Attorney General Opinions
This section does not require that marriages be limited to opposite-sex couples. Instead the section provides that the legislature possesses the authority to limit marriages to opposite-sex couples by statute, should it choose to do so. Att. Gen. Op. 13-1.
Law Journals and Reviews
The Hawai‘i Marriage Amendment: Its Origins, Meaning and Fate. 22 UH L. Rev. 19.
The Future of Same-Sex Marriage. 22 UH L. Rev. 119.
The Fine Line Between Love and the Law: Hawaii's Attempt to Resolve the Same-Sex Marriage Issue. 22 UH L. Rev. 149.
The Defense of Marriage Act: Sex and the Citizen. 24 UH L. Rev. 279.
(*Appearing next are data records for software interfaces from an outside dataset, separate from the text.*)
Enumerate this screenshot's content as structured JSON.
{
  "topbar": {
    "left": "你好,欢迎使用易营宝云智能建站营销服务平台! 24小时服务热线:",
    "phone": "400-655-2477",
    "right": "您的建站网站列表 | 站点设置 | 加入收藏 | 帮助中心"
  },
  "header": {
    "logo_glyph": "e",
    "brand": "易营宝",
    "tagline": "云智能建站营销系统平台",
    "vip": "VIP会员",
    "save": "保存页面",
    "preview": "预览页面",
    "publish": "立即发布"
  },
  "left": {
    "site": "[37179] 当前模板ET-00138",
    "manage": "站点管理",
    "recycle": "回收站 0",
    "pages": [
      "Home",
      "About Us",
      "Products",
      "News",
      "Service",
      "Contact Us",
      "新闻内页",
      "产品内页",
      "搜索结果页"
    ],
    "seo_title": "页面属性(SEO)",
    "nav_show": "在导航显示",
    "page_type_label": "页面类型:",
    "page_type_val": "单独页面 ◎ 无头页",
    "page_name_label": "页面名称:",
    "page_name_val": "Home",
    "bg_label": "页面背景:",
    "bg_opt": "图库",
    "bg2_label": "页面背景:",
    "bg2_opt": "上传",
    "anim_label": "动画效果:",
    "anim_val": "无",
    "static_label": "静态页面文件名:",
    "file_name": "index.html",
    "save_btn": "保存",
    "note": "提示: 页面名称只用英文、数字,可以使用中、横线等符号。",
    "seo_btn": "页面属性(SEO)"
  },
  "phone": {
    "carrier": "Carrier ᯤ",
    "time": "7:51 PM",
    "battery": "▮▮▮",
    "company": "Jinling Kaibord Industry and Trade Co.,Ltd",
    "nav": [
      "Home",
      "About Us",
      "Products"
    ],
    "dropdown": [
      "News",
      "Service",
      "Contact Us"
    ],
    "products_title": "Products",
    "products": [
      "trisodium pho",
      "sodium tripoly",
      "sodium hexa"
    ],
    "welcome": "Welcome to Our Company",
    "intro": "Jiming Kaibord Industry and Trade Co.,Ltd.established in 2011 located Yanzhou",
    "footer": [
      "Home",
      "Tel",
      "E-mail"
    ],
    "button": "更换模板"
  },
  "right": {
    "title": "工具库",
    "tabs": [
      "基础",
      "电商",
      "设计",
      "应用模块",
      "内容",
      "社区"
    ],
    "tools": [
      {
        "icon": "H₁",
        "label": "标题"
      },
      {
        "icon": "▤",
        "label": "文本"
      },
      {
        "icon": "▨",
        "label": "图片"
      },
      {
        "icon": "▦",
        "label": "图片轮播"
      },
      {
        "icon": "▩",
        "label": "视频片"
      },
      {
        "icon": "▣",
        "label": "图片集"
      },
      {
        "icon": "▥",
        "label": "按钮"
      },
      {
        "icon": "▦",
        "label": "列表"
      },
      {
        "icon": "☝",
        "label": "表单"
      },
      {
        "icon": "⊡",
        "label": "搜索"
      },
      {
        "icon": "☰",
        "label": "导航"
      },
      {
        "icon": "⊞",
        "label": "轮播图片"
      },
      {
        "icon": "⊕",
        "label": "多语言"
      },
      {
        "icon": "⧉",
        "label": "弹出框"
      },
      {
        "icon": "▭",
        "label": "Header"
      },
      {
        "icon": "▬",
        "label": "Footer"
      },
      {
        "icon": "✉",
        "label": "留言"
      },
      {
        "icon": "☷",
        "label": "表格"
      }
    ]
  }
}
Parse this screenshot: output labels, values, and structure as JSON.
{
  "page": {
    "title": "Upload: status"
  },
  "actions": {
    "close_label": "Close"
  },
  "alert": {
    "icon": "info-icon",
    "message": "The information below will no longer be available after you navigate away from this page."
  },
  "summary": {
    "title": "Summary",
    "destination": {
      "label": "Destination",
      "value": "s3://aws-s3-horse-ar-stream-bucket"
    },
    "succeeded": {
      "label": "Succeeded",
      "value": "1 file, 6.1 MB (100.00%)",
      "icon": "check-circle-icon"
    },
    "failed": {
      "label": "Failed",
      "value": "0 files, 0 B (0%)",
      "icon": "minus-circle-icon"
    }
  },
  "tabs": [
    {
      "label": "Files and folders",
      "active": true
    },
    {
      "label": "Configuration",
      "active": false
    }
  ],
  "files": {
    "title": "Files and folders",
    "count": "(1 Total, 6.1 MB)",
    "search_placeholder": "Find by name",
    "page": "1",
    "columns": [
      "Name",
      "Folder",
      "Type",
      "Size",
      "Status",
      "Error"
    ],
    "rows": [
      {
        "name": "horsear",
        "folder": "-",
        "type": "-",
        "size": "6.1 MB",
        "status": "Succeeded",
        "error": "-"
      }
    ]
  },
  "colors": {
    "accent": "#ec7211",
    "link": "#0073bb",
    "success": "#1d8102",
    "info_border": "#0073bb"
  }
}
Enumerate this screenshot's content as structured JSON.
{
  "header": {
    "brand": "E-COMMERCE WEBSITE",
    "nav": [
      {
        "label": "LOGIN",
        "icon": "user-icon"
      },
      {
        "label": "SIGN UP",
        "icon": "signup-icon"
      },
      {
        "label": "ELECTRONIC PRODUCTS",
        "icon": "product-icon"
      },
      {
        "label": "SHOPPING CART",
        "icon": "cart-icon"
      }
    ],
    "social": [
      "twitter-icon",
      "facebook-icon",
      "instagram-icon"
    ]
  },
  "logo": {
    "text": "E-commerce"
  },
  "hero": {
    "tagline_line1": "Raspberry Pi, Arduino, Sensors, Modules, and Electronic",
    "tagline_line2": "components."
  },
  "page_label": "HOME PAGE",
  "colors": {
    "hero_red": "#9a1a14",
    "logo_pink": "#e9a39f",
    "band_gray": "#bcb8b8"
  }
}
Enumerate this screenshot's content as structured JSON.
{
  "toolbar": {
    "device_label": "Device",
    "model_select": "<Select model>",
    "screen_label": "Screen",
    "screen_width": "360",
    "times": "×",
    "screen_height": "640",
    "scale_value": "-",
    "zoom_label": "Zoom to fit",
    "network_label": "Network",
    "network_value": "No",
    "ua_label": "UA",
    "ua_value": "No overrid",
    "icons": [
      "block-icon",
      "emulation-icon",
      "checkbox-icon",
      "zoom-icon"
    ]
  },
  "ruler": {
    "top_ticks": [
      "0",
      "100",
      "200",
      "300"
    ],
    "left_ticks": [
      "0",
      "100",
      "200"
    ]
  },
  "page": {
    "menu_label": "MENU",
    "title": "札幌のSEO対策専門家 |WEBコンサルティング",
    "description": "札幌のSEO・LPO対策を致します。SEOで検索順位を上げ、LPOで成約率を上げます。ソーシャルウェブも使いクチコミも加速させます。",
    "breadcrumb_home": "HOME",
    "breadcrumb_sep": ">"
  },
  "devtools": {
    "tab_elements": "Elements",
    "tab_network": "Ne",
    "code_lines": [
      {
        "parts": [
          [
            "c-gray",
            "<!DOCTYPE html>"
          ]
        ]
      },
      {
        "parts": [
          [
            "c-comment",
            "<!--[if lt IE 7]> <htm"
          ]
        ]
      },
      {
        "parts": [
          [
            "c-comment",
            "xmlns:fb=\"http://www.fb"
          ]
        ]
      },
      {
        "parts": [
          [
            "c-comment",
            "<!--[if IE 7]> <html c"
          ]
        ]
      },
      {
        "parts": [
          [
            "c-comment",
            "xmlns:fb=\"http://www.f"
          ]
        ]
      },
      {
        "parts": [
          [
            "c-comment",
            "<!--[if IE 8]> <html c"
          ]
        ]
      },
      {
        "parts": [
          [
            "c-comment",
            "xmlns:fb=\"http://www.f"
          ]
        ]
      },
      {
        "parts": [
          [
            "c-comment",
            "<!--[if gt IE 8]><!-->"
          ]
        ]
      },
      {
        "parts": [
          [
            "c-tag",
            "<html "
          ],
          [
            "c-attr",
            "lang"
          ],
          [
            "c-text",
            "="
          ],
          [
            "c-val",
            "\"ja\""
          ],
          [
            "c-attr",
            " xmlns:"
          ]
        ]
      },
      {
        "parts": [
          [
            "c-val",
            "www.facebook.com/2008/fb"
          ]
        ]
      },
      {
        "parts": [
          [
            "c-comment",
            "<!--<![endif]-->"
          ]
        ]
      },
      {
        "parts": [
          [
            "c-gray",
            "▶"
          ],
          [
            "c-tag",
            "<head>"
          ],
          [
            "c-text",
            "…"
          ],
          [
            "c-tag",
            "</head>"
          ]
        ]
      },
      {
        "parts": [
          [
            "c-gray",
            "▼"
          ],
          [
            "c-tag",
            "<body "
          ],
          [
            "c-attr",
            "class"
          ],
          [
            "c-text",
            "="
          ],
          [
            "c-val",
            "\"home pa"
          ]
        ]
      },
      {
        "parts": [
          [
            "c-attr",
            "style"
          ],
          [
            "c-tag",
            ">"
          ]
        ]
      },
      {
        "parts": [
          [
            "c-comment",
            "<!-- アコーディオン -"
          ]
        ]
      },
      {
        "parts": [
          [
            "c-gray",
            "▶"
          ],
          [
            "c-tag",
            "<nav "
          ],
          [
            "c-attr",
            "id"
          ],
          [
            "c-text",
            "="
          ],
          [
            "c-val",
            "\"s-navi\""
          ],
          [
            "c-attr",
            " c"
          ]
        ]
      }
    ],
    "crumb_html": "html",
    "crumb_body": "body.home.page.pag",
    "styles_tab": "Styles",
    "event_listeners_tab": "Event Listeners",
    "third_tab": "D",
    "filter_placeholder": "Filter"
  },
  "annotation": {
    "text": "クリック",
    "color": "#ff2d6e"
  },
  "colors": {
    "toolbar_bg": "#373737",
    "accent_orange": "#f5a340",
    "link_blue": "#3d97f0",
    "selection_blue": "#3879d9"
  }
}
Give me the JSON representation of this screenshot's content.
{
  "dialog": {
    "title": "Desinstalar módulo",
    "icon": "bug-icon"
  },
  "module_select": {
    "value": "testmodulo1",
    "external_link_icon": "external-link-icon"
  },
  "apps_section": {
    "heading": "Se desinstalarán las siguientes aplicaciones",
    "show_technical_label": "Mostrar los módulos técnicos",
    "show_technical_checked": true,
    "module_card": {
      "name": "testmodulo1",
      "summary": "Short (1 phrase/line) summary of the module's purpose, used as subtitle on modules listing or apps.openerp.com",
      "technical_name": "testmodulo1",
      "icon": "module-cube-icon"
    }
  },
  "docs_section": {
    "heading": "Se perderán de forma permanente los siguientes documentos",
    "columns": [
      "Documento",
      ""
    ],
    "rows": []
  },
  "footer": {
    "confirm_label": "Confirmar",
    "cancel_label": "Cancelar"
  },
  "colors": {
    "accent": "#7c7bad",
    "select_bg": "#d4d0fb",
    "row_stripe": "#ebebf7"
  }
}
The Recognition of Same-Sex Relationships: Comparative Institutional Analysis, Contested Social Goals, and Strategic Institutional Choice. 28 UH L. Rev. 23.
Free Exercise and Hybrid Rights: An Alternative Perspective on the Constitutionality of Same-Sex Marriage Bans. 29 UH L. Rev. 23.
Judicial Review and Sexual Freedom. 30 UH L. Rev. 1.
The State Marriage Cases: Implications for Hawai‘i's Marriage Equality Debate in the Post-Lawrence and Romer Era. 31 UH L. Rev. 653 (2009).
Tax Justice and Same-Sex Domestic Partner Health Benefits: An Analysis of the Tax Equity For Health Plan Beneficiaries Act. 32 UH L. Rev. 73 (2009).
Hawaii's marriage laws (this section and §572-1) are rationally related to legitimate government interests; thus, they do not violate the equal protection clause or the due process clause of the U.S. Constitution. 884 F. Supp. 2d 1065 (2012).